All that the world can give cannot make up for the lack of pardon. A man may be rich and prosperous, strong and healthy; the world may go well with him, and he may seem to lack nothing; yet, if he is without the pardon of his sins he lacks that which is better than all that he has got.

On the other hand, one may be sick and poor and friendless, and yet happy, if this blessing be his; and such are to be found.

4. Lastly, Jesus Christ both can and will forgive sin. He CAN. His precious blood has been shed for sinners, and so their debt has been paid and a full atonement made for all their guilt. Our Lord, when upon earth, claimed this power: "But that you may know that the Son of man has power on earth to forgive sins." That power is His still. At this very time, He has power on earth to forgive sins. None can condemn, where He forgives. "There is therefore now no condemnation to those who are in Christ Jesus" (Romans 8:1).

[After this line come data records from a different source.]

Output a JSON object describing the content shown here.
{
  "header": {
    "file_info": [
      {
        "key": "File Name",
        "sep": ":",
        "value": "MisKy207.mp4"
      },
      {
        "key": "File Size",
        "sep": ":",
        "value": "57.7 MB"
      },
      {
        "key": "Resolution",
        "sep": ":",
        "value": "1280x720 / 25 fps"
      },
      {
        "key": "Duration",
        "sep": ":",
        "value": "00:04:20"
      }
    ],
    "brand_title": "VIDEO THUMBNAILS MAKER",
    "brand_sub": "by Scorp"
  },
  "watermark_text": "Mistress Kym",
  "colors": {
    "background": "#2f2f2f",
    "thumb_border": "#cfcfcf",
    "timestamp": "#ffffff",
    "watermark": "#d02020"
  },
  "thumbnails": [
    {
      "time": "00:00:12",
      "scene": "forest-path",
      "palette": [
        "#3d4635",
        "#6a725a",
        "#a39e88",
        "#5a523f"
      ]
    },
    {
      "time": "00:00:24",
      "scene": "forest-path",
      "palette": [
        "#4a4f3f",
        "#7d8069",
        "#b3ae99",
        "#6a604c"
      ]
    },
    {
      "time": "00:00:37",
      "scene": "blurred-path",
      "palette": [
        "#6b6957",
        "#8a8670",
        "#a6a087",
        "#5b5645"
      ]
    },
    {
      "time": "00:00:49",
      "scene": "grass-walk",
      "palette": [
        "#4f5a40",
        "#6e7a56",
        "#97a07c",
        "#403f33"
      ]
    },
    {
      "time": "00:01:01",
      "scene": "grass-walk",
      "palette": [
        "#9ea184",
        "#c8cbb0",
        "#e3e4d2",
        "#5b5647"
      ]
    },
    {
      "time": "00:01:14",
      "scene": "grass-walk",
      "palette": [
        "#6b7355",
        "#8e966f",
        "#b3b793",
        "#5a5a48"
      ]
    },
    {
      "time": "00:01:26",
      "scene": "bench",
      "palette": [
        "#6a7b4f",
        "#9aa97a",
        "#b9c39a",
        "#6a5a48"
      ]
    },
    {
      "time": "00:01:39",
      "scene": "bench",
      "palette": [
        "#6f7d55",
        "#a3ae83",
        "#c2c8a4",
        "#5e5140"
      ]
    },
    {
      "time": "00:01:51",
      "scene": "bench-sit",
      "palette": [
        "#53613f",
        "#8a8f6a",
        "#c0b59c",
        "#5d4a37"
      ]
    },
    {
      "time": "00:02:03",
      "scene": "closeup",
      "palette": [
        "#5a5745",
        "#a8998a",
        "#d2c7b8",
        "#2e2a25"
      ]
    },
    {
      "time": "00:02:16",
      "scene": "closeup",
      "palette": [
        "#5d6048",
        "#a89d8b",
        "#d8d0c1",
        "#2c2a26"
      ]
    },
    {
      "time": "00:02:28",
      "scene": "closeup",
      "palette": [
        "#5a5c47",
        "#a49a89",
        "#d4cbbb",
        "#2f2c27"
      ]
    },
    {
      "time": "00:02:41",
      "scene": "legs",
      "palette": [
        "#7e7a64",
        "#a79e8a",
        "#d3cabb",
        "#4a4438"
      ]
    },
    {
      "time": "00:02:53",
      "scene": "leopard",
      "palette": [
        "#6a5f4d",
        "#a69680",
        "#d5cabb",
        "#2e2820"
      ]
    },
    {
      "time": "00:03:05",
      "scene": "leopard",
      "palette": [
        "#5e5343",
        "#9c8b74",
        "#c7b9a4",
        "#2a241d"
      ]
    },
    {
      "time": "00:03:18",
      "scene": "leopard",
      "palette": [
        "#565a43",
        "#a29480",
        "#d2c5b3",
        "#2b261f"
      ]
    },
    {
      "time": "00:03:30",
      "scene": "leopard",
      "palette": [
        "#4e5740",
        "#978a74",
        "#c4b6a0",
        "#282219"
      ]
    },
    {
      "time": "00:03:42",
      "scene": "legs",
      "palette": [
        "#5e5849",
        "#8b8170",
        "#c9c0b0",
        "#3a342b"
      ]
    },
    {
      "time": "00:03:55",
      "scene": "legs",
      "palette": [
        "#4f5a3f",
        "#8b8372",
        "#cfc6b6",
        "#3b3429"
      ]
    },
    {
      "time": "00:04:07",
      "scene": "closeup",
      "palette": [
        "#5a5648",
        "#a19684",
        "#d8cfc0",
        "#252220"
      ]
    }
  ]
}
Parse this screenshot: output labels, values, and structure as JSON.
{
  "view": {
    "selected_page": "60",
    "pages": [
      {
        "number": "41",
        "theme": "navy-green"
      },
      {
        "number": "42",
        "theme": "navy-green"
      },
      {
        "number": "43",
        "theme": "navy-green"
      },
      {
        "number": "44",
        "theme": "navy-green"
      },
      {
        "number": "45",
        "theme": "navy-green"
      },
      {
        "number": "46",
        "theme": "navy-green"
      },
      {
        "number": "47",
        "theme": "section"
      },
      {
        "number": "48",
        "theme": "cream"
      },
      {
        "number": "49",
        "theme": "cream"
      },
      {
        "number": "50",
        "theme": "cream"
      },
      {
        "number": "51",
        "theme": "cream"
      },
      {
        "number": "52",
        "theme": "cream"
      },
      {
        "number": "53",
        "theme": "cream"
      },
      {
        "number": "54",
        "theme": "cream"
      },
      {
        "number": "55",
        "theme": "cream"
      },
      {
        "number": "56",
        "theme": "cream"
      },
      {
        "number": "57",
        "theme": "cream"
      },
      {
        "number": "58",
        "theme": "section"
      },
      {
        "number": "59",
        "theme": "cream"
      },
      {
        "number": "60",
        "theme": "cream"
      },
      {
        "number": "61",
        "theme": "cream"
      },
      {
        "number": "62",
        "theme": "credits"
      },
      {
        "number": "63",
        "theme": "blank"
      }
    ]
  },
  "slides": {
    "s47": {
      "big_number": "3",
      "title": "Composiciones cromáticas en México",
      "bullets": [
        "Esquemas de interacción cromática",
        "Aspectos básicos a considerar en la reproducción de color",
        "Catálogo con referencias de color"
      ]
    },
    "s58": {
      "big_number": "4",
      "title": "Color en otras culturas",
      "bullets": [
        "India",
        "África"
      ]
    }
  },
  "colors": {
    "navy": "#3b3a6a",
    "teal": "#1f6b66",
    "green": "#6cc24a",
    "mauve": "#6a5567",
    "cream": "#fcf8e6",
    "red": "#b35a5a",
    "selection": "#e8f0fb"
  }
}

He can forgive, and He WILL forgive. No poor sinner will He turn away. He said so Himself: "Him that comes to Me, I will never cast out" (John 6:37). This forgiveness is a present forgiveness. What did our Lord say to the sick of the palsy? "Your sins are forgiven," not shall be, but are. So that he went away, a pardoned man.

In the same way are all forgiven, who go to Christ in true penitence and faith. His blood is applied to wash their sins away, and they go free. How gracious were His words, "Son, be of good cheer, your sins are forgiven." He seems to speak here as "the everlasting Father, the Prince of Peace" (Isaiah 9:6). In that character He seems to say, "Take courage, My child, fear not; your sins are forgiven!"

And thus He does in fact speak, in His Word and by His Spirit, to every humble and contrite heart that looks to Him: "Take courage, My child your sins are forgiven! My blood has been shed for you. My grace is sufficient for you. Go in peace." Happy are all such! Happier far than the world, with all its gifts, could make them.

Never surely can the palsied man have forgotten the sweet sound of those words, "Son, be of good cheer your sins are forgiven!" They were not heard once for all, and then lost; they must have lived in his memory and cheered his spirit all his life afterwards. Not so great a comfort was it to him to go about like other men, to walk, to work, to enjoy life, to do things for others, in return for what they had done for him in his need, as to live in the knowledge that his sins were forgiven.

This is how our Lord would have us live; this is the happiness that He would have us enjoy believing that His blood has washed us clean, loving Him above all, serving Him with a free spirit, and, amidst all other sources of joy, rejoicing most in this, that our sins are forgiven us for His Name's sake, and that "He has made us accepted in the beloved" (Ephesians 1:6).